Krane expects most of the buyers of the offering will be Saudis. "So, it's an indirect form of self-funding by Saudi investors who receive shares of Saudi Aramco instead of a piece of Neom or the New Murabba," he said, referring to two of the mammoth projects being spearheaded by the PIF.

Selling on the Saudi Exchange also offers lighter regulatory and transparency requirements, he added.

The kingdom is supported by a familiar phalanx of advisers, as for the Aramco IPO. Wall Street dealmaker Michael Klein's firm Klein & Co and U.S. boutique firm Moelis & Co are acting as independent advisers on the deal, according to a filing with the Saudi Exchange Thursday.

Saudi National Bank's investment banking arm SNB Capital is acting as lead manager in addition to its role as joint global coordinator alongside Morgan Stanley, Citi, Goldman Sachs, HSBC, Bank of America and JPMorgan.

Aramco CEO Amin Nasser told reporters the sale was an opportunity for current and new investors to build a sizeable position in the company, and for Aramco to broaden its shareholder base and boost the liquidity of its shares.

Saudi Arabia is the de facto leader of the Organization of the Petroleum Exporting Countries, which - via the OPEC+ group with allies such as Russia - helps to engineer price moves on world oil markets.

The share sale coincides with a meeting of OPEC+ on Sunday to decide its next production policies.

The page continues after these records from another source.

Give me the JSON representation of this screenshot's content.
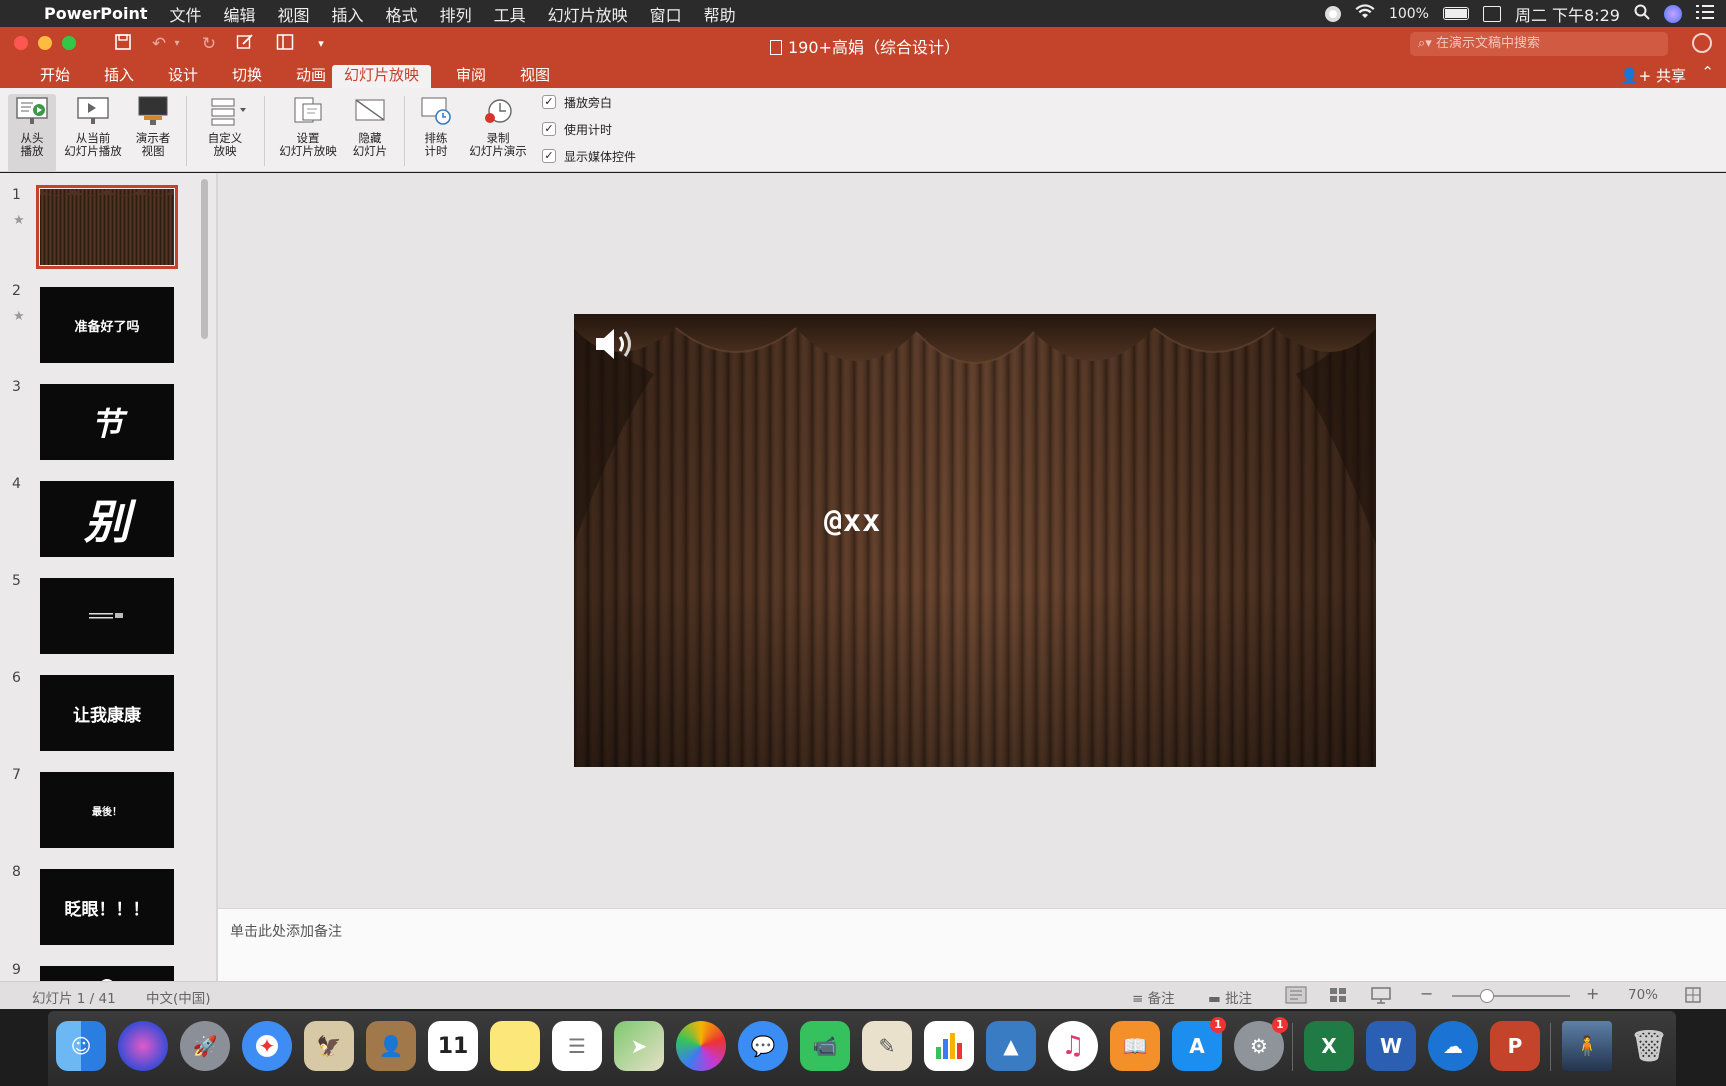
{
  "menubar": {
    "app": "PowerPoint",
    "items": [
      "文件",
      "编辑",
      "视图",
      "插入",
      "格式",
      "排列",
      "工具",
      "幻灯片放映",
      "窗口",
      "帮助"
    ],
    "battery": "100%",
    "clock": "周二 下午8:29"
  },
  "titlebar": {
    "doc_title": "190+高娟（综合设计）",
    "search_placeholder": "在演示文稿中搜索"
  },
  "tabs": [
    "开始",
    "插入",
    "设计",
    "切换",
    "动画",
    "幻灯片放映",
    "审阅",
    "视图"
  ],
  "active_tab": "幻灯片放映",
  "share_label": "共享",
  "ribbon": {
    "from_beginning": [
      "从头",
      "播放"
    ],
    "from_current": [
      "从当前",
      "幻灯片播放"
    ],
    "presenter_view": [
      "演示者",
      "视图"
    ],
    "custom_show": [
      "自定义",
      "放映"
    ],
    "setup_show": [
      "设置",
      "幻灯片放映"
    ],
    "hide_slide": [
      "隐藏",
      "幻灯片"
    ],
    "rehearse": [
      "排练",
      "计时"
    ],
    "record": [
      "录制",
      "幻灯片演示"
    ],
    "checks": [
      {
        "label": "播放旁白",
        "checked": true
      },
      {
        "label": "使用计时",
        "checked": true
      },
      {
        "label": "显示媒体控件",
        "checked": true
      }
    ]
  },
  "thumbnails": [
    {
      "num": "1",
      "text": "",
      "starred": true
    },
    {
      "num": "2",
      "text": "准备好了吗",
      "starred": true
    },
    {
      "num": "3",
      "text": "节",
      "starred": false
    },
    {
      "num": "4",
      "text": "别",
      "starred": false
    },
    {
      "num": "5",
      "text": "",
      "starred": false
    },
    {
      "num": "6",
      "text": "让我康康",
      "starred": false
    },
    {
      "num": "7",
      "text": "最後！",
      "starred": false
    },
    {
      "num": "8",
      "text": "眨眼！！！",
      "starred": false
    },
    {
      "num": "9",
      "text": "",
      "starred": false
    }
  ],
  "slide": {
    "watermark": "@xx"
  },
  "notes_placeholder": "单击此处添加备注",
  "statusbar": {
    "slide_info": "幻灯片 1 / 41",
    "language": "中文(中国)",
    "notes_btn": "备注",
    "comments_btn": "批注",
    "zoom": "70%",
    "zoom_level": 0.3
  },
  "colors": {
    "accent": "#c4432b"
  }
}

The group is seeking ways to extend some of its deep oil production cuts into 2025, sources familiar with the discussions have told Reuters.

A rollover is increasingly expected by markets and "may not result in as much of a boost to prices," said James Swanston of Capital Economics

($1 = 3.7506 riyals) (Reporting by Maha El Dahan, Hadeel Al-Sayegh and Yousef Saba. Writing by Anousha Sakoui. Additional reporting by Saeed Azhar and Karin Strohecker. Editing by Mark Potter)